Someone's ears were apparently burning over at Channel 2.
On March 5, Boise Weekly reported that KBOI-TV pulled a pair of controversial news promos that openly advocated for small government while deriding outsiders for "imposing their will" to fix Idaho health care.
When BW asked KBOI-TV Vice President and General Manager Don Pratt about the spots, which ran for less than a week, he conceded that the promos had been pulled, saying that it was not his station's intention "to create a spot that creates an impression of bias. But to the extent that we've done that, we're obviously going to be held accountable for that."
And within hours of the story being published (BW, Citydesk, "KBOI-TV Pulls Controversial News Promos," March 5, 2014), Pratt sent an internal memo to KBOI-2 staffers, cautioning them not to "get distracted by this."
"The tone and phrasing of our new campaign needed adjustment, so that is what we will do," wrote Pratt in the internal memo.
KBOI-2 began airing its "adjusted" promos this weekend.
Here's a look at the script of one of the original promos and the script of its replacement:
Original news promo: "Lots of people think they know how to fix health care. At KBOI-2 we know that Idahoans know what’s best for Idaho. So when outsiders try to impose their will...when they try to tell us how to live...you can count on KBOI-2 to protect what’s right. We stand for the people of Idaho."
Adjusted promo: "There are a lot of confusing changes going on right now in health care. It's becoming harder to understand how we can protect our families... to decide for ourselves, right here in Idaho what's best. At KBOI-2, our promise is to keep the system accountable to the people it serves. We stand for the people of Idaho."
ORIGINAL STORY: March 5, 2014
Maybe you saw the spots during CBS primetime programming; or perhaps during last weekend's NCAA basketball coverage.
The controversial, albeit brief, pair of news promos openly advocated for small government while deriding outsiders for "imposing their will" to fix Idaho health care.
You won't see them again.
One news promo interspersed photos of KBOI-TV's news team with lovely, almost folksy images familiar to Boiseans: hot air balloons drifting over Ann Morrison Park, flowers blooming at the Boise Depot and kids smiling at a lemonade stand. But then, along came images of a faceless politician (he's only shown from the neck down), a Statehouse committee hearing room and an ACHD "road closed" sign.
"KBOI-2 believes that the best government is small government..." said the spot's authoritarian announcer. "Keeping government off the backs of Idaho: KBOI-2."
A second news promo had even stronger political overtones.

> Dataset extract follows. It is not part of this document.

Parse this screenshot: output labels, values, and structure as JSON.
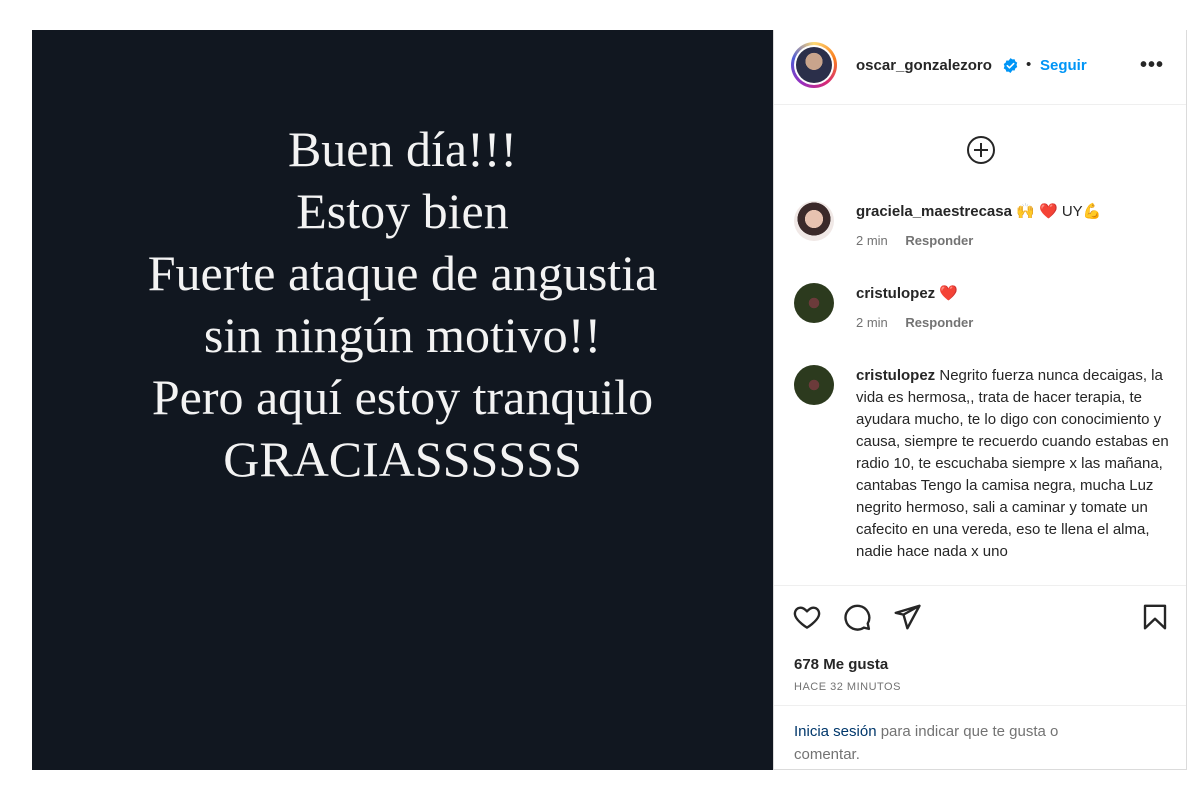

"Lots of people think they know how to fix health care..." said the same announcer. "So, when outsiders try to impose their will, when they try to tell us how to live, you can count on KBOI-2 to protect what's right."
"Our intention was to create a bold new marketing message," Don Pratt, KBOI-TV Vice President and General Manager, told Boise Weekly.
But Pratt, who cautioned that he "didn't have much to say" about the matter, conceded that it was not his station's intention "to create a spot that creates an impression of bias. But to the extent that we've done that, we're obviously going to be held accountable for that."
Ultimately, the controversial spots, which ran less than a week on KBOI-TV, misfired.
"We're re-writing the spots," said Pratt.
Even the top television programming chief at KBOI-TV's parent company, Sinclair Broadcast Group, was taken somewhat aback.
"This comes as a surprise to me," said M. William Butler, V.P. of Programming and Promotion. "Yeah, that does sound unusual."
Pratt said KBOI-TV has a strong "viewer advocacy news philosophy."
"We want to clarify our viewer advocacy position of keeping government open, honest and accountable," he said. "That was our intention and that's what we're going to do."
Pratt said that the station hadn't received a lot of viewer feedback but what they did receive was "not what we had hoped for, and that's why we have to reassess our message and address it."